Egypt has named a new ambassador to Iraq, filling a four-year vacancy left after the last ambassador was kidnapped and killed by al-Qaida.
An Egyptian foreign ministry spokesman, Hossam Zaki, announced Tuesday that veteran diplomat Sharif Kamal Shahine has been appointed to the post. Shahine is currently the top Egyptian envoy to Zambia.
The previous Egyptian ambassador to Iraq, Ihab al-Sherif, was kidnapped in Baghdad in 2005 by gunmen who accused him of being an American spy.
In a separate development, the U.S. military in Iraq said an American soldier was killed Tuesday by a roadside bomb near the city of Samawah, south of Baghdad.

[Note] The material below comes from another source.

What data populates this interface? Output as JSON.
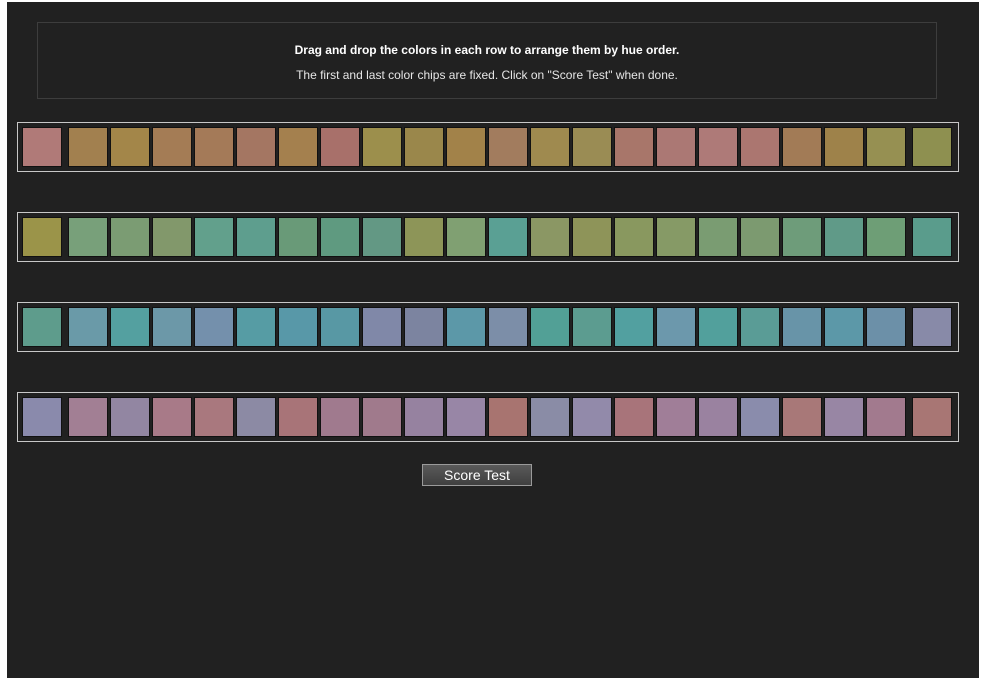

In the northern city of Mosul, Iraqi police said a judge, Muhamad Najim, and two of his bodyguards were wounded in another roadside bombing.
Additional details, such as the severity of their injuries, were not immediately provided.
In other news, the top U.S. military commander in Iraq said there have been significantly fewer foreign insurgents arriving in the country during the last eight to 10 months.
General Ray Odierno told reporters in Baghdad Monday that the flow of foreign fighters arriving from Syria has slowed to "just a trickle." He said Syrian authorities have recently taken stronger steps to stop insurgents from crossing the border.
Odierno said U.S. combat troops will be pulling out of Iraqi cities on schedule by the end of this month. He said the withdrawal from urban areas will include Mosul, despite earlier concerns that the northern city would not be secure enough by the pullout deadline.
The general said he is "much more comfortable" with the situation in Mosul now.
A security pact signed by Iraqi and U.S. officials calls for American combat forces to withdraw from Iraqi cities by the end of June, and it calls for all U.S. forces to withdraw from the entire country by the end of 2011.
Odierno said "a very small number" of U.S. troops will remain in some urban areas after this month as trainers and advisers.
Some information for this report was provided by AFP, AP and Reuters.